While anti-outsider sentiment seems to have intensified around the world, small groups in rural Manitoba have been eagerly opening their doors to newcomers.
Just under 100 Syrians now make their home in small towns and cities outside Winnipeg, thanks to work by volunteer groups and their offers of housing, furnishings, food, transportation, help finding jobs, and befriending these families so they start to feel at home.
Those 100 souls are a small fraction of the total 1,000 who arrived in Manitoba, and a mere drop in the bucket from the 30,000 brought here by the federal government in 2016.
Could the rural welcome be wider? New research done at the Rural Development Institute, at Brandon University, has looked at what’s needed to make that happen. In five case studies it has documented the experiences of groups sponsoring the refugee families.
Capacity to help
They wanted to learn more about the capacity in smaller communities to settle refugees, said Bill Ashton, RDI director.
The studies document many challenges and stressful situations, he said.
But there’s also been an outpouring of energy and commitment to bring these families here.
“There is phenomenal goodwill in rural communities to welcome newcomers and refugees alike,” he said. “There’s all sorts of ways the welcoming is happening. There was an enormous number of organizations making sure things were co-ordinated and organized and effectively communicated.”
The case studies were done in Boissevain and Killarney, Dauphin, Morden-Winkler-Altona-Carman, Portage la Prairie and Steinbach-Kleefeld, places where refugee families had either arrived or were due to arrive. Telephone interviews were done with members of active refugee sponsorship groups and supporting organizations.

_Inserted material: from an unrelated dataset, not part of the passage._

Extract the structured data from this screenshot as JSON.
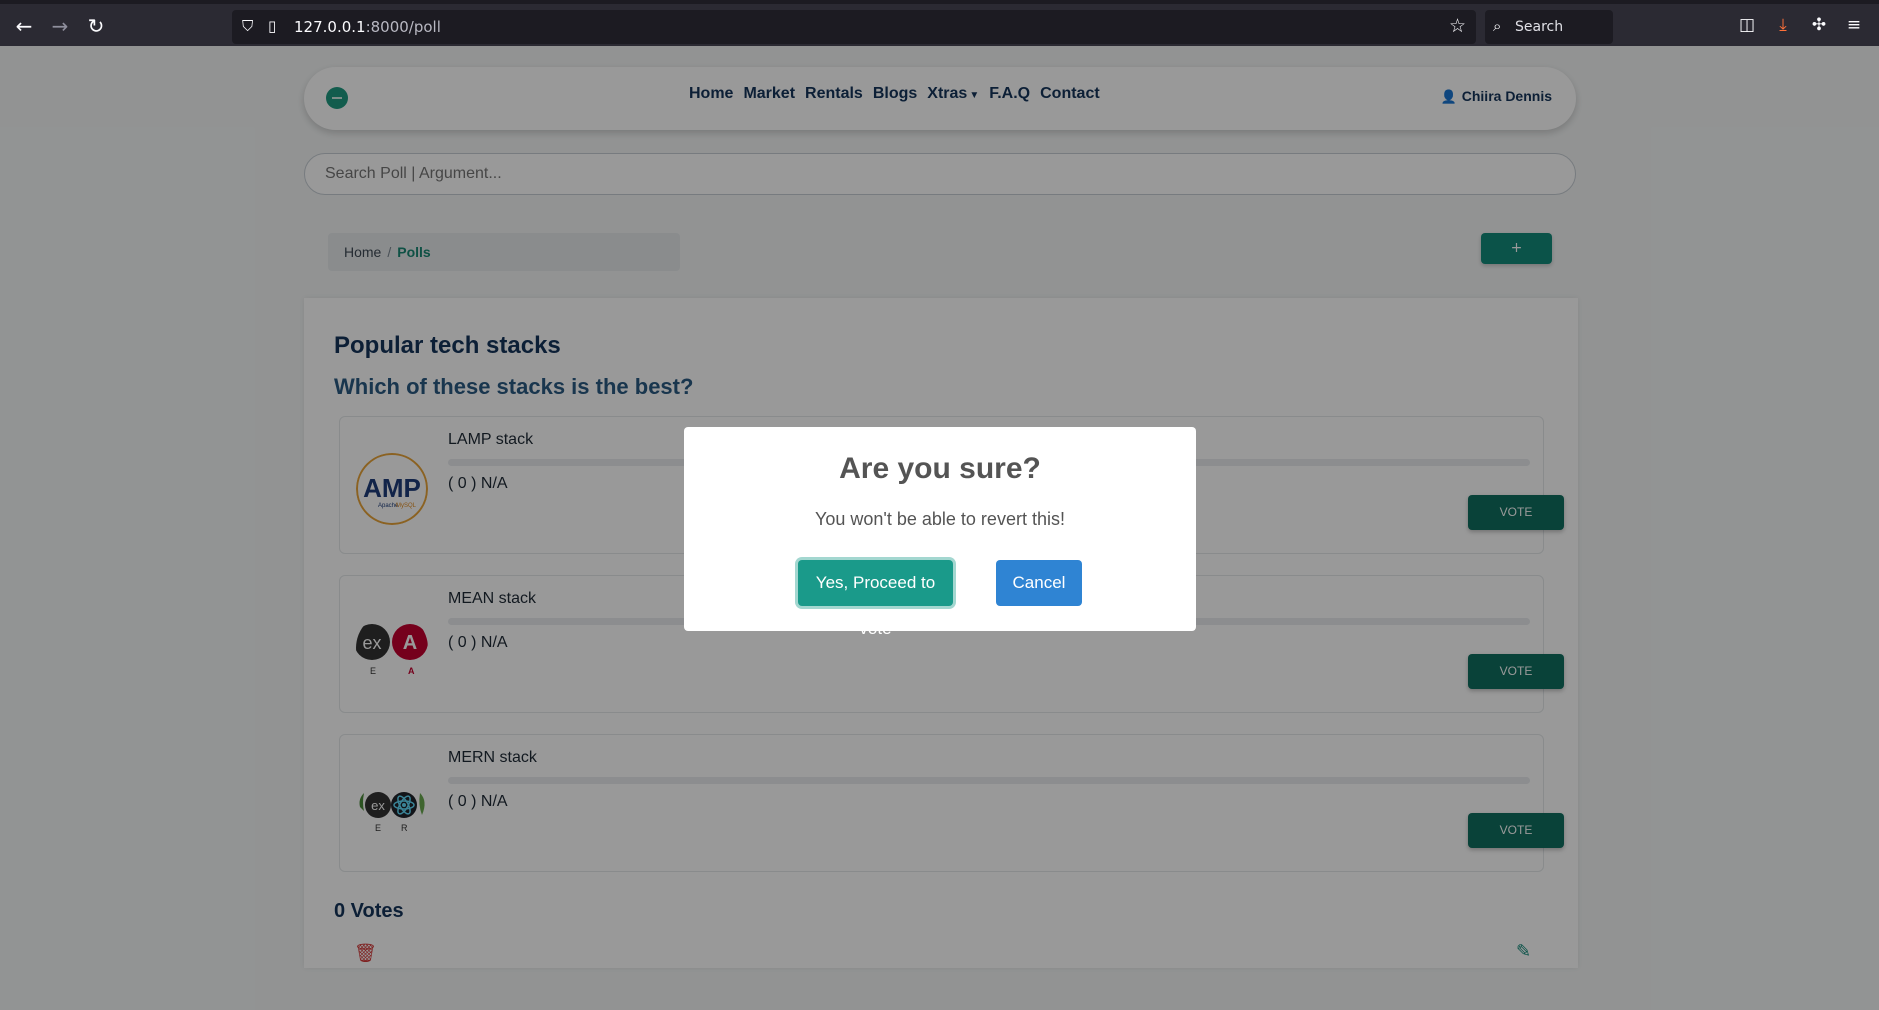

The research did not seek the views of the newcomers or refugees themselves.
Each community tells a slightly different story about the experience, based on their particular population size, geography, culture and other factors, Ashton said.
Some areas report generally strong capacity to support newcomer settlement, thanks to an effort among an extensive volunteer network often co-ordinated by church-based sponsorship groups. Morden, Winkler and Altona settled 53 individuals in their respective communities. (Carman is still awaiting a family’s arrival).
But all regions also cited unique challenges as a rural destination for refugees, lacking interpreters to overcome language barriers, and teachers specialized in English language training. Lack of public transportation in rural areas was a major need, groups said, citing the dependency these families have on volunteer drivers, and the isolation they feel when they can’t get out anywhere.
These studies are RDI’s latest effort to delve into the settlement experience in rural Western Canada. In 2015 it did an inventory of settlement services available in 29 selected communities across all four western provinces and three territories, concluding that expanding these services would be good for rural Canada.
Voluntary groups are helping these families settle out of goodwill, but they also want new people to move to their towns because they know it’s good for their communities, Ashton said.
“They (newcomers) have a desire to work and their contributions to the labour force and the economy is often hugely important to rural areas,” he said. This research raises the issue of how we invest in the services to facilitate more arrivals, he added.
“One of the big issues is around core funding for some of these (settlement) agencies,” he said. “I think that’s now increasingly part of the conversation. We’re beginning to understand that Canadian prosperity is increasingly hinged on bringing immigrants and refugees not only into cities, but also to our rural areas as well.”
This research will help with supporting regional settlement service providers as they work to develop small centre strategies for newcomer integration and to engage other stakeholders on the challenges, added Manitoba Association of Newcomer Serving Organizations (MANSO) executive director Vicki Sinclair.
“It’s important for us to understand the strengths and gaps in our settlement capacity,” added Sinclair.
The RDI research was funded by Immigration, Refugees and Citizenship Canada (IRCC) through MANSO.
The full reports are available online on the Brandon University website.